Just a few minutes ago, members of a writers’ workshop strongly agreed that having a repeatable structure makes it easier to add new parts to a book. That stimulated me to use my own structure to create a new experiment out of the story in Write Whatever is On Your Mind.
Repeatable structures as described in Write Experiment 12 in Sit Write Share do not work for every book, but when they do work, they make writing so much easier.
In this article, I’m going to walk you through the process I followed to create another experiment to add to the ones already in Sit Write Share.
All of my experiments have the same structure:
- Story: A demonstration of someone using the idea in a particular context
- Observations: Reflections on why this experiment works for some people. I don’t expect any particular experiment to work for everybody.
- Steps: A particular series of actions to carry out the experiment
- Moral: A one-liner to sum up the point of the experiment
To fill this section, I can use the three-paragraph essay in Write Whatever Is On Your Mind as a story seed. Along the way, I’ll give the person a name and describe concepts and story seeds that showed up in the essay. They won’t be what happened in the real situation because the full story does not belong to me to tell. But keeping the writer in mind, I can construct something similar that shows the way stories and concepts can be curled up in an initially formless draft.
To fill in this section, I could write something like this:
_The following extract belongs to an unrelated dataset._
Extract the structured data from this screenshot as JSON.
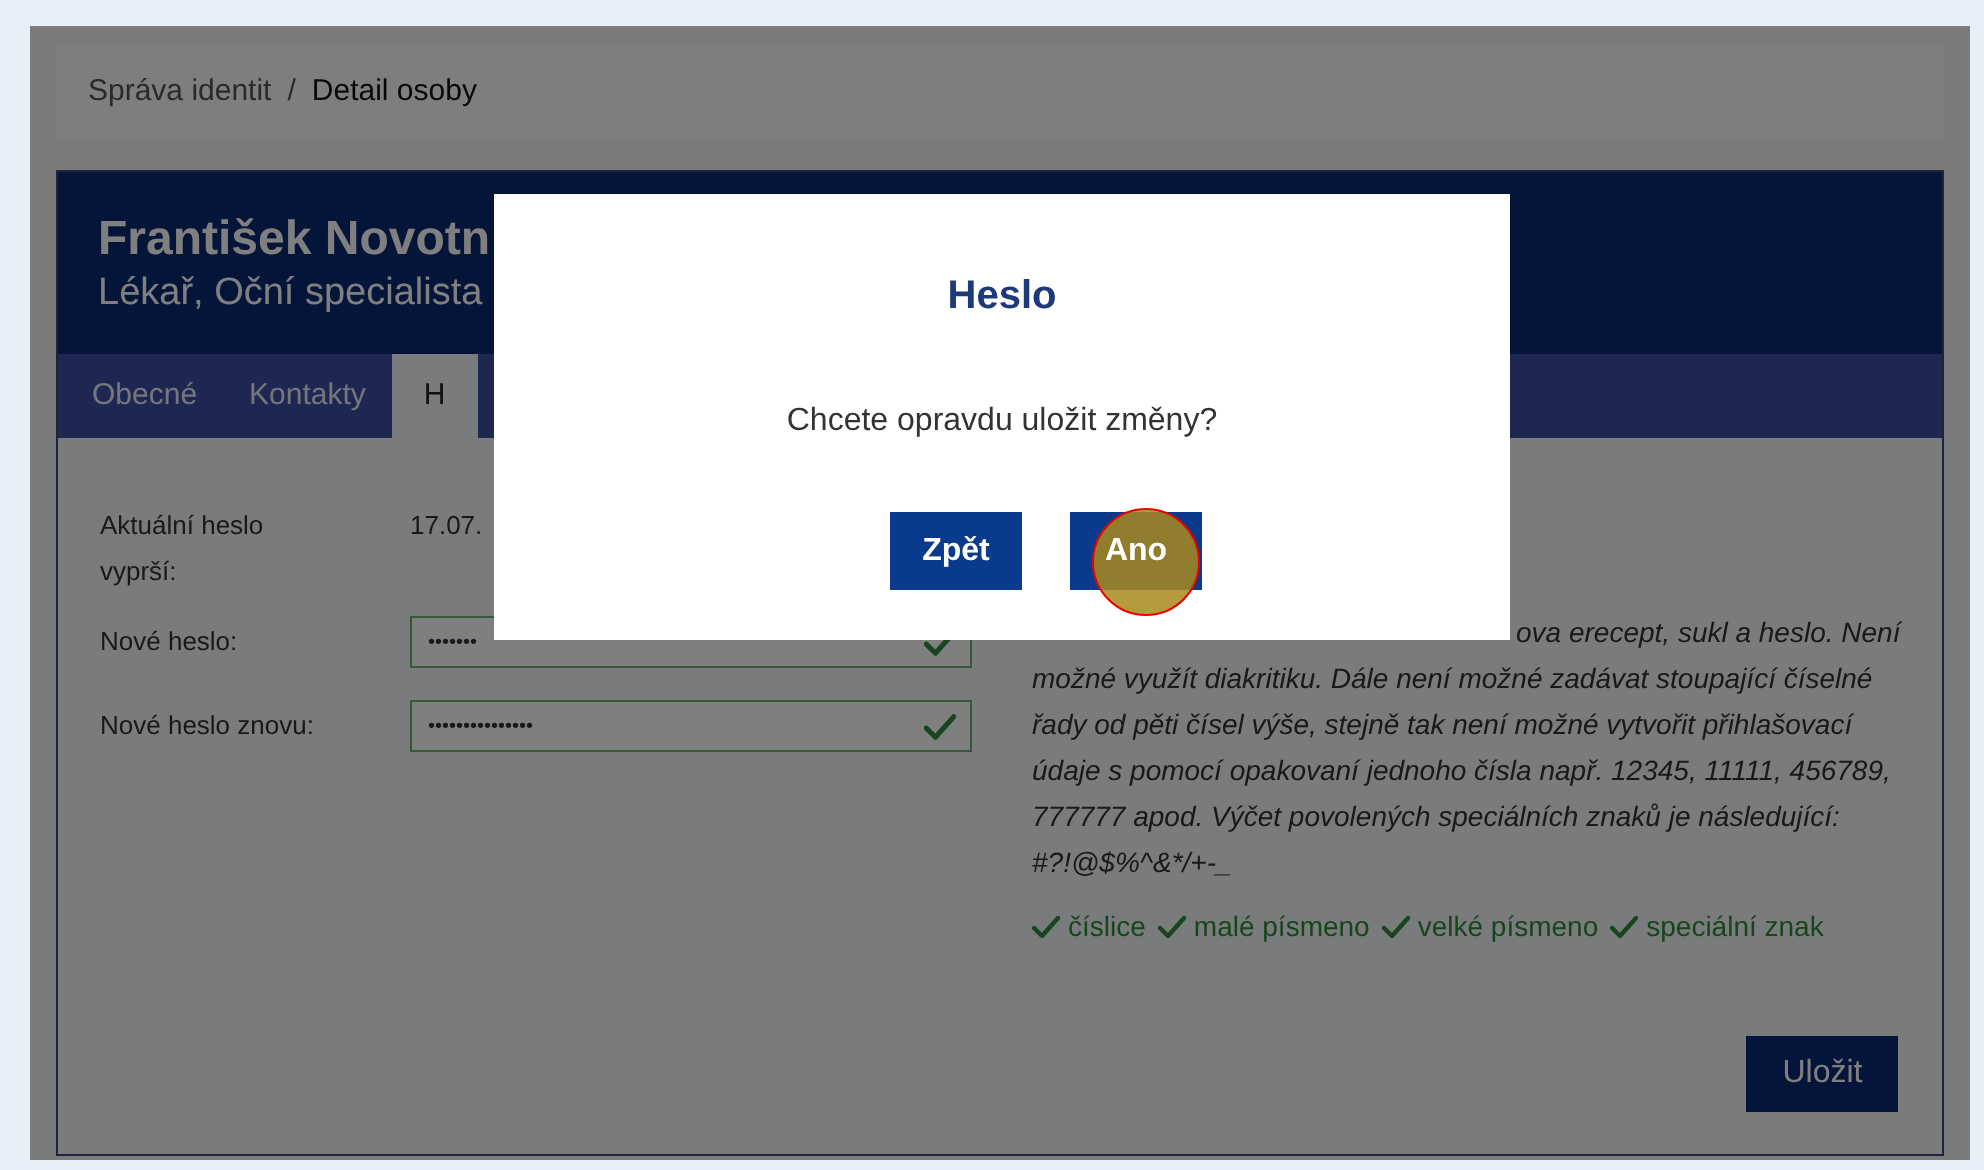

In Sit Write Share, I didn’t directly talk about creativity, although creativity permeates all writing activities whether we recognize it or not. Creativity often comes from loosening the hold of the judgmental conscious mind so that ideas can bubble up from the unconscious mind where new connections and new ideas often originate. Picture the conscious mind inviting the unconscious mind to give it something to work with and then stepping aside. The bubbles don’t take any particular form, but once the conscious mind captures them, they can be analyzed and reshaped to create something intentional.
It might be good to review Write Experiment 4, which includes some actions to prime and encourage intuition.
This activity is similar to morning pages, one of the two pivotal practices in Julia Cameron’s book, The Artist’s Way, for recovering creativity. She recommends spending time daily writing just what comes to mind without judgment. My idea is like morning pages except that it is worth taking a look afterwards to see if any nuggets emerged. Most of the words may eventually be cut, but the ideas may be the jumping off point for future writing sessions.
- For a particular writing session, decide on a particular amount of time and set a timer. 30 minutes? One hour? Alternatively you could decide on a particular quantity of writing. 1 page? 2 pages?
- Start writing without any preconceived ideas about where the writing will go.
- Write without deleting or editing. Just keep your fingers moving for the full time you set It doesn’t matter if you type your own name over and over. Just keep capturing the words that emerge in your mind.
- When time is up, read through what you’ve written. Then mark it up with highlighters. Choose one color for story seeds, another color for concepts. Both will likely be incomplete, even incoherent. But you recognize something in the words you’ve written. See Write Experiment 5 in Sit Write Share for more about story seeds.
- If story seeds or concepts emerged, pick one to work out intentionally in your next writing session.
- If nothing emerged, consider repeating these steps in your next session.
Moral: I came up with a one-liner that summed up the main point of the experiment: Open the door to let your unconscious wisdom come into consciousness.
Taking a Step Back
Notice what I’ve done here. I took a recent event in my life, observing two people get stuck and giving them the same advice. I captured it as a story seed, and then I thought about what I could do with it.
My writing over the past two years has been primarily building experiments that people can conduct to build writing skill and confidence. When thinking about what to do about my idea, I asked myself questions:
- Does the story address anything to do with the complicated subject of writing? Yes.
- Do I have a structure I can reuse to build it out? Yes, the four sections of my other experiments.
- Do I have an under-represented concept that I wanted to include in the Observations section? Yes, I hadn’t explicitly addressed creativity in my book.
- Could I make up steps that someone could follow to try this approach. Yes, I imagined what someone might need to do in order to put this approach into action.
Next thing you know, I had another experiment.